1,221 posts, read 2,265,079 times
Reputation: 765
Quote:
Originally Posted by natininja View Post
I'm a sucker for the architecture and charm of the old school. Though those cities aren't in their brightest hour right now, they are improving and IMO they have more potential post-revitalization than the newer cities that lack the cultural idiosyncrasies and dense built environments of awesome architecture. Basically, the old cities have things the new cities never will, and anything the new cities have the old can always pick up. The old school has a structural long-term advantage.
I agree 100%. Any city can build new towers and planned communities and all of the things that the new school cities have, but those places will never have the gritty, charming, and classically urban feel of the old school. All it would take is for the old school cities to experience the same levels of population growth that the new school has seen and they would become much more desirable than the current new school almost overnight due to having old AND new. The infrastructure is already there. All we'd need to do would be to expand on it.
Reply With Quote Quick reply to this message
Please register to post and access all features of our very popular forum. It is free and quick. Over $68,000 in prizes has already been given out to active posters on our forum. Additional giveaways are planned.

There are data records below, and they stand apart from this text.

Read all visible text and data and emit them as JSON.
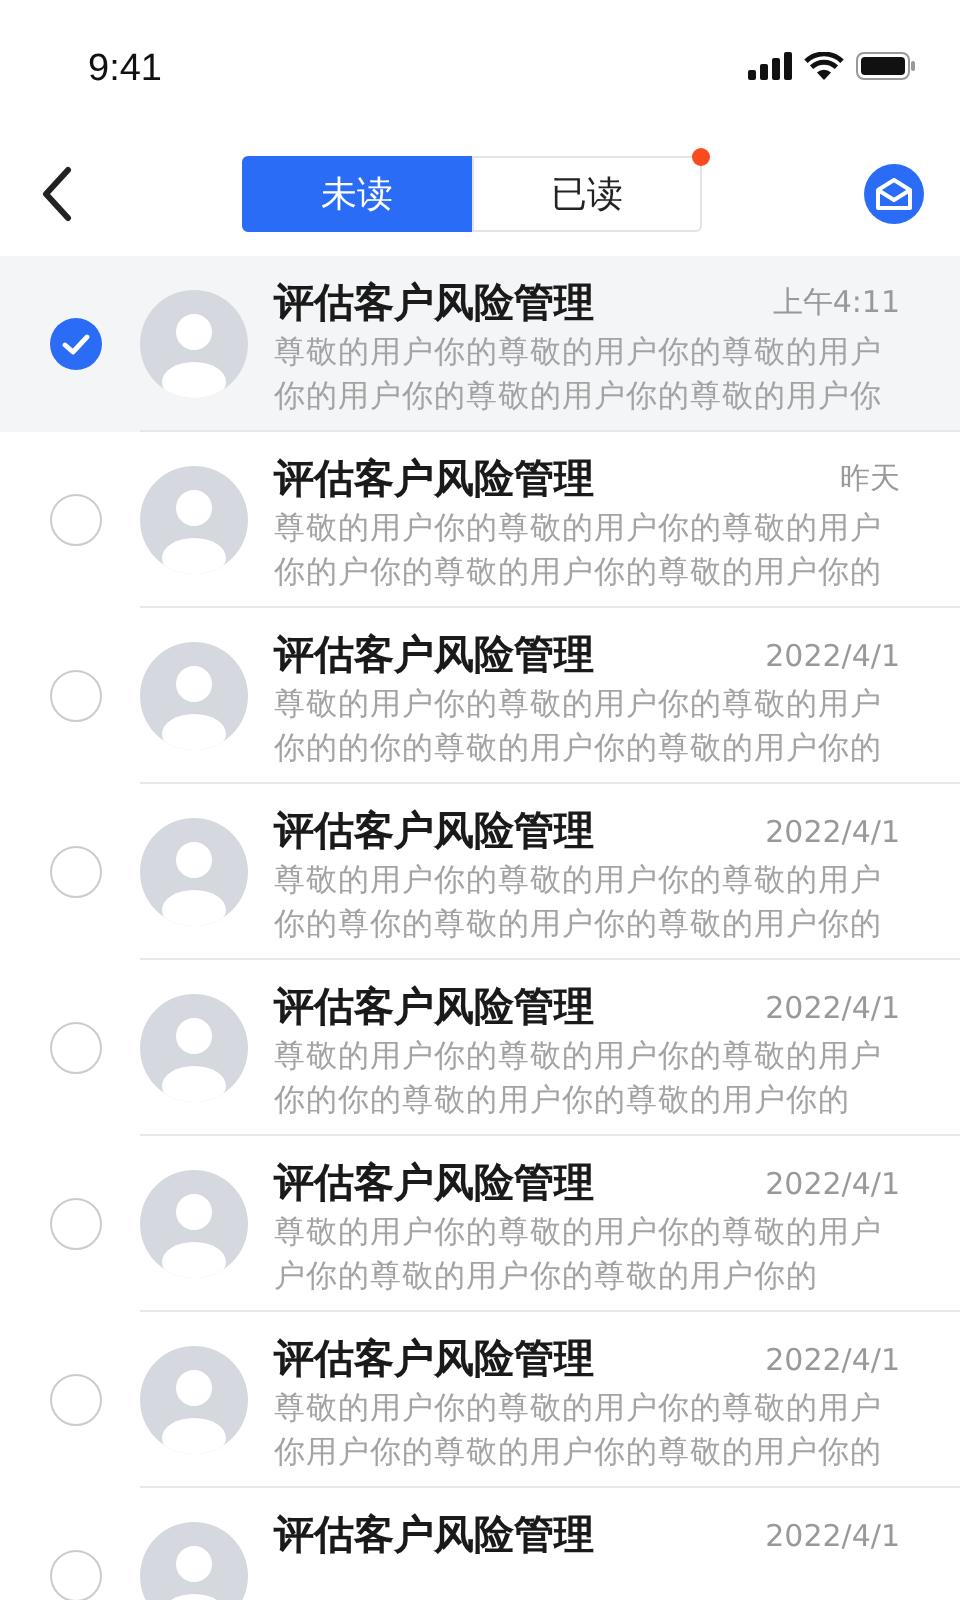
{
  "status_bar": {
    "time": "9:41"
  },
  "tabs": [
    {
      "label": "未读",
      "selected": true,
      "dot": false
    },
    {
      "label": "已读",
      "selected": false,
      "dot": true
    }
  ],
  "messages": [
    {
      "selected": true,
      "title": "评估客户风险管理",
      "time": "上午4:11",
      "preview_lines": [
        "尊敬的用户你的尊敬的用户你的尊敬的用户",
        "你的用户你的尊敬的用户你的尊敬的用户你"
      ]
    },
    {
      "selected": false,
      "title": "评估客户风险管理",
      "time": "昨天",
      "preview_lines": [
        "尊敬的用户你的尊敬的用户你的尊敬的用户",
        "你的户你的尊敬的用户你的尊敬的用户你的"
      ]
    },
    {
      "selected": false,
      "title": "评估客户风险管理",
      "time": "2022/4/1",
      "preview_lines": [
        "尊敬的用户你的尊敬的用户你的尊敬的用户",
        "你的的你的尊敬的用户你的尊敬的用户你的"
      ]
    },
    {
      "selected": false,
      "title": "评估客户风险管理",
      "time": "2022/4/1",
      "preview_lines": [
        "尊敬的用户你的尊敬的用户你的尊敬的用户",
        "你的尊你的尊敬的用户你的尊敬的用户你的"
      ]
    },
    {
      "selected": false,
      "title": "评估客户风险管理",
      "time": "2022/4/1",
      "preview_lines": [
        "尊敬的用户你的尊敬的用户你的尊敬的用户",
        "你的你的尊敬的用户你的尊敬的用户你的"
      ]
    },
    {
      "selected": false,
      "title": "评估客户风险管理",
      "time": "2022/4/1",
      "preview_lines": [
        "尊敬的用户你的尊敬的用户你的尊敬的用户",
        "户你的尊敬的用户你的尊敬的用户你的"
      ]
    },
    {
      "selected": false,
      "title": "评估客户风险管理",
      "time": "2022/4/1",
      "preview_lines": [
        "尊敬的用户你的尊敬的用户你的尊敬的用户",
        "你用户你的尊敬的用户你的尊敬的用户你的"
      ]
    },
    {
      "selected": false,
      "title": "评估客户风险管理",
      "time": "2022/4/1"
    }
  ]
}
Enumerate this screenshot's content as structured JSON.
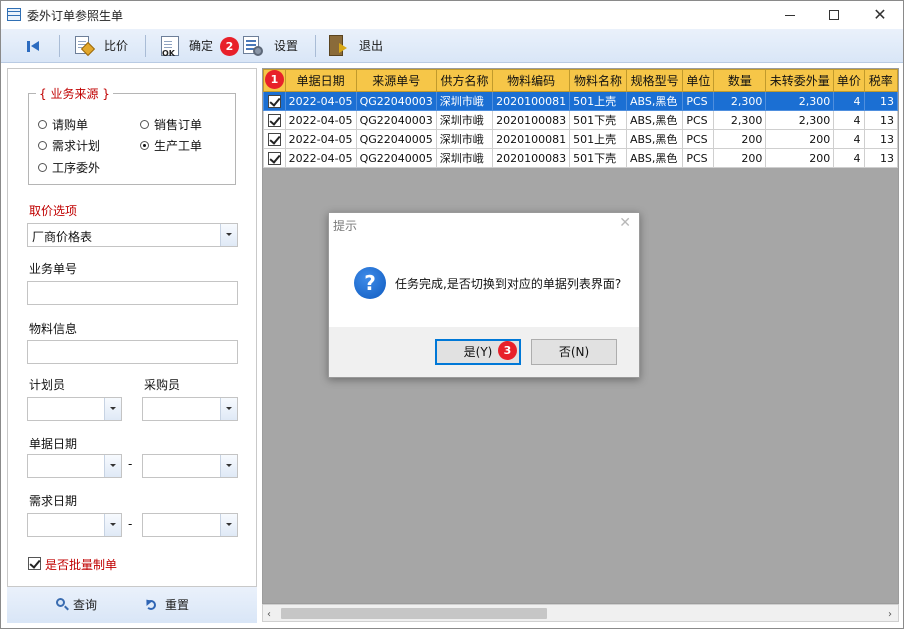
{
  "window": {
    "title": "委外订单参照生单",
    "close_glyph": "✕"
  },
  "toolbar": {
    "compare_label": "比价",
    "confirm_label": "确定",
    "confirm_icon_text": "OK",
    "settings_label": "设置",
    "exit_label": "退出"
  },
  "badges": {
    "one": "1",
    "two": "2",
    "three": "3"
  },
  "left_panel": {
    "source_group_title": "{ 业务来源 }",
    "radios": [
      {
        "label": "请购单",
        "selected": false
      },
      {
        "label": "销售订单",
        "selected": false
      },
      {
        "label": "需求计划",
        "selected": false
      },
      {
        "label": "生产工单",
        "selected": true
      },
      {
        "label": "工序委外",
        "selected": false
      }
    ],
    "price_option_label": "取价选项",
    "price_option_value": "厂商价格表",
    "business_no_label": "业务单号",
    "material_info_label": "物料信息",
    "planner_label": "计划员",
    "buyer_label": "采购员",
    "doc_date_label": "单据日期",
    "demand_date_label": "需求日期",
    "range_separator": "-",
    "batch_label": "是否批量制单",
    "query_label": "查询",
    "reset_label": "重置"
  },
  "grid": {
    "columns": [
      "单据日期",
      "来源单号",
      "供方名称",
      "物料编码",
      "物料名称",
      "规格型号",
      "单位",
      "数量",
      "未转委外量",
      "单价",
      "税率"
    ],
    "rows": [
      [
        "2022-04-05",
        "QG22040003",
        "深圳市峨",
        "2020100081",
        "501上壳",
        "ABS,黑色",
        "PCS",
        "2,300",
        "2,300",
        "4",
        "13"
      ],
      [
        "2022-04-05",
        "QG22040003",
        "深圳市峨",
        "2020100083",
        "501下壳",
        "ABS,黑色",
        "PCS",
        "2,300",
        "2,300",
        "4",
        "13"
      ],
      [
        "2022-04-05",
        "QG22040005",
        "深圳市峨",
        "2020100081",
        "501上壳",
        "ABS,黑色",
        "PCS",
        "200",
        "200",
        "4",
        "13"
      ],
      [
        "2022-04-05",
        "QG22040005",
        "深圳市峨",
        "2020100083",
        "501下壳",
        "ABS,黑色",
        "PCS",
        "200",
        "200",
        "4",
        "13"
      ]
    ],
    "selected_row": 0,
    "scroll_left": "‹",
    "scroll_right": "›"
  },
  "dialog": {
    "title": "提示",
    "close_glyph": "✕",
    "icon_glyph": "?",
    "message": "任务完成,是否切换到对应的单据列表界面?",
    "yes_label": "是(Y)",
    "no_label": "否(N)"
  },
  "colors": {
    "header_bg": "#f6c648",
    "selected_row_bg": "#1b6fd3",
    "badge_red": "#e8202a",
    "grid_empty_bg": "#a6a6a6"
  }
}
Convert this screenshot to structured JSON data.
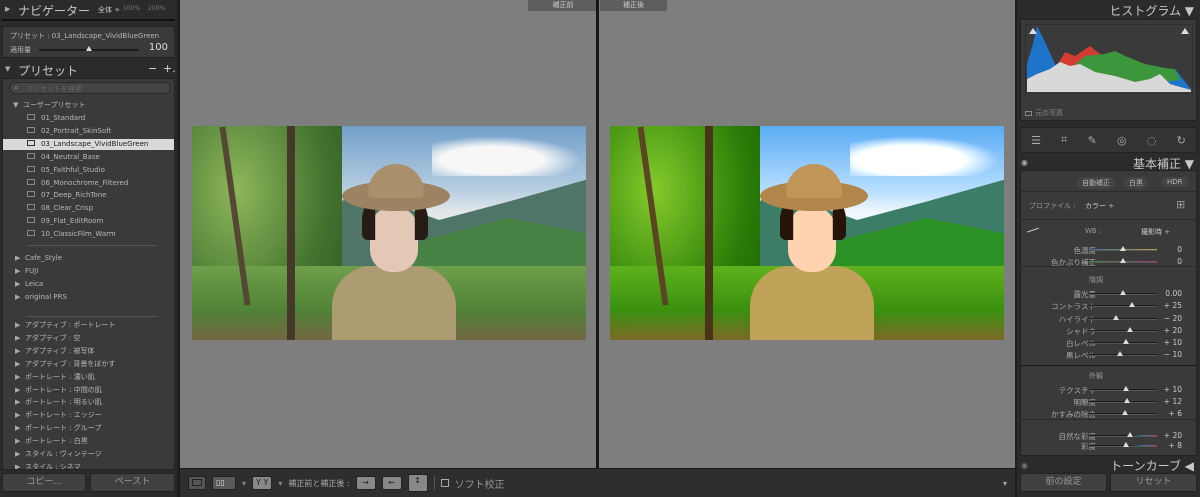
{
  "navigator": {
    "title": "ナビゲーター",
    "zoom_fit": "全体 ÷",
    "zoom_100": "100%",
    "zoom_200": "200%"
  },
  "preset_info": {
    "label": "プリセット : 03_Landscape_VividBlueGreen",
    "amount_label": "適用量",
    "amount_value": "100",
    "amount": 100
  },
  "presets": {
    "title": "プリセット",
    "minus": "−",
    "plus": "+.",
    "search_placeholder": "プリセットを検索",
    "user_group": "ユーザープリセット",
    "user_items": [
      "01_Standard",
      "02_Portrait_SkinSoft",
      "03_Landscape_VividBlueGreen",
      "04_Neutral_Base",
      "05_Faithful_Studio",
      "06_Monochrome_Filtered",
      "07_Deep_RichTone",
      "08_Clear_Crisp",
      "09_Flat_EditRoom",
      "10_ClassicFilm_Warm"
    ],
    "selected_index": 2,
    "groups": [
      "Cafe_Style",
      "FUJI",
      "Leica",
      "original PRS"
    ],
    "builtin": [
      "アダプティブ : ポートレート",
      "アダプティブ : 空",
      "アダプティブ : 被写体",
      "アダプティブ : 背景をぼかす",
      "ポートレート : 濃い肌",
      "ポートレート : 中間の肌",
      "ポートレート : 明るい肌",
      "ポートレート : エッジー",
      "ポートレート : グループ",
      "ポートレート : 白黒",
      "スタイル : ヴィンテージ",
      "スタイル : シネマ"
    ]
  },
  "left_buttons": {
    "copy": "コピー...",
    "paste": "ペースト"
  },
  "view": {
    "before_label": "補正前",
    "after_label": "補正後"
  },
  "toolbar": {
    "yy": "Y Y",
    "before_after_label": "補正前と補正後 :",
    "soft_proof": "ソフト校正",
    "soft_proof_checked": false
  },
  "histogram": {
    "title": "ヒストグラム ▼",
    "original_photo": "元の写真",
    "colors": {
      "blue": "#1e74c8",
      "red": "#d23c32",
      "green": "#3c963c",
      "white": "#d8d8d8"
    }
  },
  "tools": [
    "sliders-icon",
    "crop-icon",
    "heal-icon",
    "redeye-icon",
    "mask-icon",
    "reset-icon"
  ],
  "basic": {
    "title": "基本補正 ▼",
    "auto": "自動補正",
    "bw": "白黒",
    "hdr": "HDR",
    "profile_label": "プロファイル :",
    "profile_value": "カラー ÷",
    "wb_label": "WB :",
    "wb_value": "撮影時 ÷",
    "wb_sliders": [
      {
        "label": "色温度",
        "value": "0",
        "num": 0,
        "min": -100,
        "max": 100
      },
      {
        "label": "色かぶり補正",
        "value": "0",
        "num": 0,
        "min": -100,
        "max": 100
      }
    ],
    "tone_title": "階調",
    "tone_sliders": [
      {
        "label": "露光量",
        "value": "0.00",
        "num": 0,
        "min": -5,
        "max": 5
      },
      {
        "label": "コントラスト",
        "value": "+ 25",
        "num": 25,
        "min": -100,
        "max": 100
      },
      {
        "label": "ハイライト",
        "value": "− 20",
        "num": -20,
        "min": -100,
        "max": 100
      },
      {
        "label": "シャドウ",
        "value": "+ 20",
        "num": 20,
        "min": -100,
        "max": 100
      },
      {
        "label": "白レベル",
        "value": "+ 10",
        "num": 10,
        "min": -100,
        "max": 100
      },
      {
        "label": "黒レベル",
        "value": "− 10",
        "num": -10,
        "min": -100,
        "max": 100
      }
    ],
    "presence_title": "外観",
    "presence_sliders": [
      {
        "label": "テクスチャ",
        "value": "+ 10",
        "num": 10,
        "min": -100,
        "max": 100
      },
      {
        "label": "明瞭度",
        "value": "+ 12",
        "num": 12,
        "min": -100,
        "max": 100
      },
      {
        "label": "かすみの除去",
        "value": "+ 6",
        "num": 6,
        "min": -100,
        "max": 100
      }
    ],
    "color_sliders": [
      {
        "label": "自然な彩度",
        "value": "+ 20",
        "num": 20,
        "min": -100,
        "max": 100
      },
      {
        "label": "彩度",
        "value": "+ 8",
        "num": 8,
        "min": -100,
        "max": 100
      }
    ]
  },
  "tone_curve": {
    "title": "トーンカーブ ◀"
  },
  "right_buttons": {
    "previous": "前の設定",
    "reset": "リセット"
  }
}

Detailed information about all U.S. cities, counties, and zip codes on our site: City-data.com.


Reply
Please update this thread with any new information or opinions. This open thread is still read by thousands of people, so we encourage all additional points of view.

Quick Reply
Message:

Over $104,000 in prizes was already given out to active posters on our forum and additional giveaways are planned!

Go Back   City-Data Forum > U.S. Forums > General U.S. > City vs. City
Follow City-Data.com founder on our Forum or

All times are GMT -6.

2005-2019, Advameg, Inc. · Please obey Forum Rules · Terms of Use and Privacy Policy · Bug Bounty

City-Data.com - Archive 1, 2, 3, 4, 5, 6, 7, 8, 9, 10, 11, 12, 13, 14, 15, 16, 17, 18, 19, 20, 21, 22, 23, 24, 25, 26, 27, 28, 29, 30, 31, 32, 33, 34, 35 - Top